## EXERCISE REQUIREMENTS:
Word for word, restate the listing; omit the pictures.

## TASK DATA:
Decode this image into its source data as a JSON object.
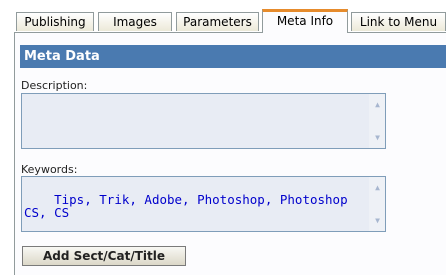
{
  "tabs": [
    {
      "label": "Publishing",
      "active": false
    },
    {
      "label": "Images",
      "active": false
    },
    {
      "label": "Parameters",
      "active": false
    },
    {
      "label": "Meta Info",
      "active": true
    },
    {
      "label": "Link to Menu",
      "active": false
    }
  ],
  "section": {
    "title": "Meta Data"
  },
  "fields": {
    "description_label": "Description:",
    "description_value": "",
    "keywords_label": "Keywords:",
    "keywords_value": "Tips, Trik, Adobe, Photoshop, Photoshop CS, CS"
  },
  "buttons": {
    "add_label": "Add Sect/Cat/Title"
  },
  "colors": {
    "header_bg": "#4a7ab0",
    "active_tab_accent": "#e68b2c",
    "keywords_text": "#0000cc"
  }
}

## SOLUTION TO THIS PROBLEM:
Decode this image into its source data as a JSON object.
{
  "tabs": [
    {
      "label": "Publishing",
      "active": false
    },
    {
      "label": "Images",
      "active": false
    },
    {
      "label": "Parameters",
      "active": false
    },
    {
      "label": "Meta Info",
      "active": true
    },
    {
      "label": "Link to Menu",
      "active": false
    }
  ],
  "section": {
    "title": "Meta Data"
  },
  "fields": {
    "description_label": "Description:",
    "description_value": "",
    "keywords_label": "Keywords:",
    "keywords_value": "Tips, Trik, Adobe, Photoshop, Photoshop CS, CS"
  },
  "buttons": {
    "add_label": "Add Sect/Cat/Title"
  },
  "colors": {
    "header_bg": "#4a7ab0",
    "active_tab_accent": "#e68b2c",
    "keywords_text": "#0000cc"
  }
}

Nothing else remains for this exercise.